I’ve blogged before about Troy Hunt’s service, HaveIBeenPwned, which allows you to type an email address in and get notified in the event your accounts are leaked. The service is mostly known for its reactive alerting approach as well, but they offer another, lesser-known password API (Pwned Passwords). At a high level, this is a database full of compromised hashed passwords from various breach dumps and paste sites that you can search against. They are not plain-text passwords but instead are used for matching your plain-text password against, once hashed as SHA-1. It’s a very comprehensive list, possibly the best, with over half a billion records! It can be downloaded offline as well to protect hashed credentials from being shared with them directly. You can also opt to send over a partial hash (first five characters) if you prefer. Microsoft likely used this list when they searched their database for compromised credentials, I know many do. Although to do this specifically they would have to somehow know your password in plain text or keep it in an insecure SHA1 format, which I’m hoping they didn’t.

However, this API can be used proactively in the same way. This is the entire purpose of my blog. I want to raise awareness to developers and organizations alike that by simply screening logins and better yet, registrations, in real-time against this list, you can prevent (known) compromised accounts from touching your database. Of course, they can be later compromised or shared with another service after yours which is why you still want to do periodic checks in addition. I very rarely see this done today (which is so crazy to me) and would like to see it implemented everywhere. I think eventually it will catch on and be part of every registration and login process, similar to the password complexity scale you see now. That’s great, but let’s see if that complex password is unique too!

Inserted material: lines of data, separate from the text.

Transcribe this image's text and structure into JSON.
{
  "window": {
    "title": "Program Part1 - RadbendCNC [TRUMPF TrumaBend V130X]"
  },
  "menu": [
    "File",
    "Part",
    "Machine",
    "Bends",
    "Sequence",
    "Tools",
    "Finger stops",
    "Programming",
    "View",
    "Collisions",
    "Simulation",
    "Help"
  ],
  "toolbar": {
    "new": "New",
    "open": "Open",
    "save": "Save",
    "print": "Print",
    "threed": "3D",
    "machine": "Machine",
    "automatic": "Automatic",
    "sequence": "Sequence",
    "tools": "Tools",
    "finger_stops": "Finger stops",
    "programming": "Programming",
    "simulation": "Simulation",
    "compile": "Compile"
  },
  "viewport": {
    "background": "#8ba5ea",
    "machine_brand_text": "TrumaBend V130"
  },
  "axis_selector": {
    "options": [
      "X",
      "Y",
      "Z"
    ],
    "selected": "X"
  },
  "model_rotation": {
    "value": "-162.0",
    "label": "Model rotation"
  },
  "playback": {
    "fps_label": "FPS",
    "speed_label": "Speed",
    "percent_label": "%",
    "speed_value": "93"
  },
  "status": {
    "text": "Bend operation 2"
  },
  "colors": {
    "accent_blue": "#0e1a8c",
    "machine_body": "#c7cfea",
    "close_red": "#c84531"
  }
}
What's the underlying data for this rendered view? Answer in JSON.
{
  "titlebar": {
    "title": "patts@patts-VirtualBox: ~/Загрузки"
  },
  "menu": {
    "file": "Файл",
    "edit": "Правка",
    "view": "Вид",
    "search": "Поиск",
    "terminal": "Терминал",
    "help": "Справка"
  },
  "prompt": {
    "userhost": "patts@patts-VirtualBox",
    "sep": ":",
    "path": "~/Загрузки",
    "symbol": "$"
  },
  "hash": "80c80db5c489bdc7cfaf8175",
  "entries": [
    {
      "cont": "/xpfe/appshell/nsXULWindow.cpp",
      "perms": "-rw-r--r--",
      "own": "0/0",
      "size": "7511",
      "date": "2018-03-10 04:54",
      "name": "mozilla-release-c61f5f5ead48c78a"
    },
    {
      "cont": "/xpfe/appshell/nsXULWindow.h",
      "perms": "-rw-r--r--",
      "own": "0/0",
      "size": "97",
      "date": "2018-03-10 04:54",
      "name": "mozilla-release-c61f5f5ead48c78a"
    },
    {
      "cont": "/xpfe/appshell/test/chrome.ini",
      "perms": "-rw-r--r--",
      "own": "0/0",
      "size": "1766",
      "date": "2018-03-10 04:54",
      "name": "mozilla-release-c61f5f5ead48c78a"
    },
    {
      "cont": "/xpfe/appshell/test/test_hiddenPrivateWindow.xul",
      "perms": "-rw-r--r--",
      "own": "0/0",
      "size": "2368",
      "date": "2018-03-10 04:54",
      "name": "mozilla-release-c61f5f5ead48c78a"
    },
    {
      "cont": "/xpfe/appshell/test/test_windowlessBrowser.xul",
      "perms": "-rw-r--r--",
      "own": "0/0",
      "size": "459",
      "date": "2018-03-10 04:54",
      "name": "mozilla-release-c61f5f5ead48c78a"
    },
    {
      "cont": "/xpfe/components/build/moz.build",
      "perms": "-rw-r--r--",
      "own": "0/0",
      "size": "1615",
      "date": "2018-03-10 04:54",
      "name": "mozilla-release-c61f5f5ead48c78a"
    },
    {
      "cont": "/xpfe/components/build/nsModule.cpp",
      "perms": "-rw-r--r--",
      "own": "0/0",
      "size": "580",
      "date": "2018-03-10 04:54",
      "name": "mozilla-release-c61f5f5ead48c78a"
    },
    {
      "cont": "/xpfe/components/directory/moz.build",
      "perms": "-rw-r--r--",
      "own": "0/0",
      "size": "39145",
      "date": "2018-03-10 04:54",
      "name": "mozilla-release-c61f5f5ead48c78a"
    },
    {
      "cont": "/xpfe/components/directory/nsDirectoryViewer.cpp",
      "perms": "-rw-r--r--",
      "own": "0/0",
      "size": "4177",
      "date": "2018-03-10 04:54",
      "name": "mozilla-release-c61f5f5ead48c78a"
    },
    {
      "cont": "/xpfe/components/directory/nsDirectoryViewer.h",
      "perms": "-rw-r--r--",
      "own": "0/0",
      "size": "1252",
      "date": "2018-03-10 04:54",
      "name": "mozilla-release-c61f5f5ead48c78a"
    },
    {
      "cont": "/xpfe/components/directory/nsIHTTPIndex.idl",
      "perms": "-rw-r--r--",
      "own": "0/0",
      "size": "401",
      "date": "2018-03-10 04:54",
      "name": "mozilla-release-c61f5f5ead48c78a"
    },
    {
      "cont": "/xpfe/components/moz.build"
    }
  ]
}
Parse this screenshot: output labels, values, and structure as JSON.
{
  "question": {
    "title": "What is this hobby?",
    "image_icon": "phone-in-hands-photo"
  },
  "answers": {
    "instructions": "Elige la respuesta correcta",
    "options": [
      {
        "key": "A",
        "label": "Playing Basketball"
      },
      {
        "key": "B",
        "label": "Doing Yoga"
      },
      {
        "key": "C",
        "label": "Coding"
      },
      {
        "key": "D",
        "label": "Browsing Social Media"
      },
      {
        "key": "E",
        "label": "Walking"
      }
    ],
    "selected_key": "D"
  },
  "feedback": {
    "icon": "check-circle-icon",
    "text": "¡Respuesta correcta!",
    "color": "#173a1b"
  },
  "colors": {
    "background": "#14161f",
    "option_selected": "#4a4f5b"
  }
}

Implementing “Pwned Passwords” Checks

Let’s say you have a registration site where you accept Name, Username, and Password input fields. Let’s say it looks something like this completely random design:

Great Password! Welcome!

Now, instead of just accepting any password that’s “complex” (REALLY?! 6 characters and no special character requirements?!) and taking you to the payment screen, let’s think about our users and implement a simple check to see if that password is really any good. (Should have an “Enter at Your Own Risk” sign, Pirates of the Caribbean-style)

Let’s take “Password123” and hash it as SHA-1:


Now, let’s check the first five characters against the Pwned Passwords API:

curl -XGET ‘https://api.pwnedpasswords.com/range/b2e98'

Cool! We get 520 results with a count of times that password has been seen, which looks something like this:

SHA1 Hash Results from Pwned Passwords API

Now that we have the results locally, let’s grep for what’s left of our specific password hash: (after the 5 characters)

curl -XGET ‘https://api.pwnedpasswords.com/range/b2e98' | grep -i ‘ad6f6eb8508dd6a14cfa704bad7f05f6fb1’

22,914 Known Instances of “Password123”

Now that we understand how the API works at a basic level, let’s put it into use on the server so that all of this is automated instantly when we submit a password from our browser! This can easily be done in PHP, Python, Node, etc. It can even be done on the front-end with client-side code, but probably shouldn’t. I’ll share an example of my use on GitHub soon. Here’s what that completely hypothetical registration site would now look like:

Sorry, Your Password Has Been Pwned!

There you go! You’ve implemented a simple few lines of code which goes a long way in protecting your customers. It also shares the link so they can see which breaches they were exposed in and can learn more about the dangers of using shared credentials. You’ll also want to apply this to the login page so you catch existing members who’s credentials have become compromised over time. If they’re detected upon logging in, simply display a similar message and redirect them to the password reset page. The burden of shared credentials is one we all must bear together. We have a responsibility to our users to crack down on this bad practice.

Now, was that so hard? I still have a little hair left after pulling most of it out. :)



Curtis Brazzell

Passionate geek for Information/Cyber Security! I’m always learning and am happy to contribute anything I can share with the community. Follow me @ Twitter!